*** Begin section ***

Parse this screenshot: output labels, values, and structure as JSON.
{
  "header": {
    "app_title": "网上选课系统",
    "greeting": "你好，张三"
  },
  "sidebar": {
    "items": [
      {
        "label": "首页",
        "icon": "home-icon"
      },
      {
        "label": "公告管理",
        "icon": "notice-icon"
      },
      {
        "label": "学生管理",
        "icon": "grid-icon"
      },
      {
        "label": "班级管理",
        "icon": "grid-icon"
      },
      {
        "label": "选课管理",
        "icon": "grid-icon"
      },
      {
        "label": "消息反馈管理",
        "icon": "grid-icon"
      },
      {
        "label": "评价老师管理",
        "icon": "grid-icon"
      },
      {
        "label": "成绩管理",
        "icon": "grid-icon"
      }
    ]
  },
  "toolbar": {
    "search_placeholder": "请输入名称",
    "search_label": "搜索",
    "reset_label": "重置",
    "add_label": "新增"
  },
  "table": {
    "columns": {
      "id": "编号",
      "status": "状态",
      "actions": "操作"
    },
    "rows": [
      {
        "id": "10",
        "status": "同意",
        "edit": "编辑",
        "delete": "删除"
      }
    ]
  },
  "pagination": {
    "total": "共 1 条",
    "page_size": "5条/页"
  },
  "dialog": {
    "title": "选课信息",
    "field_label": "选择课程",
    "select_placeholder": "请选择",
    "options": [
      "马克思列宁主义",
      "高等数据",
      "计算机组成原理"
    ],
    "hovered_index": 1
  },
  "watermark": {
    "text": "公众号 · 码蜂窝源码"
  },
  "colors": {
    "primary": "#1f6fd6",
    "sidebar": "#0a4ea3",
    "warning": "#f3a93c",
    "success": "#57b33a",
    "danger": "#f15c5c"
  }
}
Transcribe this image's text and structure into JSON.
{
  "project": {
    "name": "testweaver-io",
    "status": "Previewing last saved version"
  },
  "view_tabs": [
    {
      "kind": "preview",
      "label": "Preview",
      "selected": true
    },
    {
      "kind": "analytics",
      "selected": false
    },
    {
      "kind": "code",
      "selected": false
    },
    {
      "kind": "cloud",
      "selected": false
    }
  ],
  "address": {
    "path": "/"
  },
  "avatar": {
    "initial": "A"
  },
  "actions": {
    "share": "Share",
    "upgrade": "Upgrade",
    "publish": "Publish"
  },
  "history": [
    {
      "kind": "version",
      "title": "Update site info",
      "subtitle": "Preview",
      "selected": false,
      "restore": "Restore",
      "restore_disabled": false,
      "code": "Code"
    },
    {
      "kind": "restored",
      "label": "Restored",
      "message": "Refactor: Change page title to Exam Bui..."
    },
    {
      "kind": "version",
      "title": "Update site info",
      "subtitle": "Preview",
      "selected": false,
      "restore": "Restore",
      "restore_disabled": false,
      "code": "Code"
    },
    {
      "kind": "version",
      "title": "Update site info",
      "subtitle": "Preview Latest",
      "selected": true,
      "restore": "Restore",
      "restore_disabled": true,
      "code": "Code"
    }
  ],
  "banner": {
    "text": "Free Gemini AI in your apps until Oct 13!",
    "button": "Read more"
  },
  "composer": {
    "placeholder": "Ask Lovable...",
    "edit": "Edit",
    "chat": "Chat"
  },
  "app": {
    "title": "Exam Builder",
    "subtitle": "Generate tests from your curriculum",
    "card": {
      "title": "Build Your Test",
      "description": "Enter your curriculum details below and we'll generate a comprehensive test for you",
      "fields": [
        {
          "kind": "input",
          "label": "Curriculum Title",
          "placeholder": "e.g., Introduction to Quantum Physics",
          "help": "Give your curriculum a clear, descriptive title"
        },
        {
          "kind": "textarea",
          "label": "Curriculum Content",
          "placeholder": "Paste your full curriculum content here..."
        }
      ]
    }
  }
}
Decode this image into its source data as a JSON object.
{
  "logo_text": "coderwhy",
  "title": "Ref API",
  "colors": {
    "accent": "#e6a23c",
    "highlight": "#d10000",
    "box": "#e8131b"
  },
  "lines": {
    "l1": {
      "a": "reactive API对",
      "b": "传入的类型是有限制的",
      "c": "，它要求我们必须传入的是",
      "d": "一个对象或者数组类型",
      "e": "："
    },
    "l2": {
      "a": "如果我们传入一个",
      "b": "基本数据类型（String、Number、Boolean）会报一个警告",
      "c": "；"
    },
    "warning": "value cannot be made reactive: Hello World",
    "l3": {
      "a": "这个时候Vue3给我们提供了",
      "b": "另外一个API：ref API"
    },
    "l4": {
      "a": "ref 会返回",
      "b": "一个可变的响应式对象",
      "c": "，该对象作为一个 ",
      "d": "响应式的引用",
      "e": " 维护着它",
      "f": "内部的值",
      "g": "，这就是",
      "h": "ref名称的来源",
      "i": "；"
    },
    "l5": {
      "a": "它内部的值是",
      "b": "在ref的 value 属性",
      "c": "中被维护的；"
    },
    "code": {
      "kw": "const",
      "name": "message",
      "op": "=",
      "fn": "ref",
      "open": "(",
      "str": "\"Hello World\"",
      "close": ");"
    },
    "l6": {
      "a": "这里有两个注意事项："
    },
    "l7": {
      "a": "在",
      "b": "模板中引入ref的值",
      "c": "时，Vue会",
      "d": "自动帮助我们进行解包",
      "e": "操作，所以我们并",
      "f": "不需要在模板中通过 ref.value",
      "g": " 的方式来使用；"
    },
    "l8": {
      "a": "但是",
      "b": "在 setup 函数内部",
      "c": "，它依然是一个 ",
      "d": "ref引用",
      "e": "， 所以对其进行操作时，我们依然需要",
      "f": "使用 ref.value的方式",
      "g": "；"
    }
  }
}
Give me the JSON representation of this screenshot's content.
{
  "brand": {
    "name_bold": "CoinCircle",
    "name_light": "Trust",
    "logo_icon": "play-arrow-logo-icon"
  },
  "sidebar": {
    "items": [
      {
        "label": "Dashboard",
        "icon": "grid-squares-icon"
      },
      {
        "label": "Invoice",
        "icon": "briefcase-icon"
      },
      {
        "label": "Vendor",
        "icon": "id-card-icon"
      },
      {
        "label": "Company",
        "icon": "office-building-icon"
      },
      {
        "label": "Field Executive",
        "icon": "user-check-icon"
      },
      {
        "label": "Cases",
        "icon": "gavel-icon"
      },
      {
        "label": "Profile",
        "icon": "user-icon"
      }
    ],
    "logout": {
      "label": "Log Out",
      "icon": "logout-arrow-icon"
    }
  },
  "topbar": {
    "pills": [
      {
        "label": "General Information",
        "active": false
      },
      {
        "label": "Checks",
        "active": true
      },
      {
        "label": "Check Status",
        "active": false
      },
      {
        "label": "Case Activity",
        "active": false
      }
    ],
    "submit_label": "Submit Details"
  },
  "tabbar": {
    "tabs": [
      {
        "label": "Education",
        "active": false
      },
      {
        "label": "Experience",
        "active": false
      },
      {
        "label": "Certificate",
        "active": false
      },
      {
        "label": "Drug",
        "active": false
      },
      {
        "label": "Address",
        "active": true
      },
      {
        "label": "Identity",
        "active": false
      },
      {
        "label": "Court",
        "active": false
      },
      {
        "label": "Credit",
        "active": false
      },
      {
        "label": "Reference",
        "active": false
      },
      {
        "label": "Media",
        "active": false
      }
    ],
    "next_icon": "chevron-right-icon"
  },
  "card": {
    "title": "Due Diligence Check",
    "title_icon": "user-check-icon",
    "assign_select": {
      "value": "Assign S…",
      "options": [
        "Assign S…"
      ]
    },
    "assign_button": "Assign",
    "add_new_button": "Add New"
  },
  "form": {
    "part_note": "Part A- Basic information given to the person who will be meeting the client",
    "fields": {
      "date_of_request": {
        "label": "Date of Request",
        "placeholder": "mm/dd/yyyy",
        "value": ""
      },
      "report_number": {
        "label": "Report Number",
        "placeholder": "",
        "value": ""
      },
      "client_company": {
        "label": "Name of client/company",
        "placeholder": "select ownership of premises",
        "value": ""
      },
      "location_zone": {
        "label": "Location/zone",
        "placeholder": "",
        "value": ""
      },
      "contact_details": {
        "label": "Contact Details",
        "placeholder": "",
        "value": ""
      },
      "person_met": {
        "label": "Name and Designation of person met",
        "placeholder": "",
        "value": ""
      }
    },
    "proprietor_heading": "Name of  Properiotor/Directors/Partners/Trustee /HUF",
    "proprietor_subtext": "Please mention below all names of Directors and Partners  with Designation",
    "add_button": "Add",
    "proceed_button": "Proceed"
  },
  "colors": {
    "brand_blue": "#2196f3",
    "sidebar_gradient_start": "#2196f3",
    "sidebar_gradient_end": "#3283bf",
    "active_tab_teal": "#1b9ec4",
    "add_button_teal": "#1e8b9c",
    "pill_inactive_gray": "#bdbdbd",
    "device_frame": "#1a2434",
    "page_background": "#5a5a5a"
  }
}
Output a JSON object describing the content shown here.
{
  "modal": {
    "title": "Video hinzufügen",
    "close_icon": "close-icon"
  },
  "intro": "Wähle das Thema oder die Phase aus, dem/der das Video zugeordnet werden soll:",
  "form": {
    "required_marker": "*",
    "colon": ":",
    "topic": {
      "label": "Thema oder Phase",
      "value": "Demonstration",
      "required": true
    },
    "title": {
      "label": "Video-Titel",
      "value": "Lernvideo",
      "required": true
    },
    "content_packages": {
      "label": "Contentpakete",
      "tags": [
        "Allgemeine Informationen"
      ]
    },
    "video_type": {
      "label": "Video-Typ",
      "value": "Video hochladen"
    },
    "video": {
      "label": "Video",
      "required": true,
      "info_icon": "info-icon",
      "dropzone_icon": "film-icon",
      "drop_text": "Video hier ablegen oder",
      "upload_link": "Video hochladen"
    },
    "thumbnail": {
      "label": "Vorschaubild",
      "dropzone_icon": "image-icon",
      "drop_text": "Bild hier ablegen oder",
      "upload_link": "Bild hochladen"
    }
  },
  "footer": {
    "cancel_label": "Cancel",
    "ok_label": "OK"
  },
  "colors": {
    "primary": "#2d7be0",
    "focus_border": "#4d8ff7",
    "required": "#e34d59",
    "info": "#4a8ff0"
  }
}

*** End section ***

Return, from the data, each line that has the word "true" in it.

● Answer box:
      "selected": true
      "selected": true,
      "restore_disabled": true,
        "active": true
        "active": true
      "required": true
      "required": true
      "required": true,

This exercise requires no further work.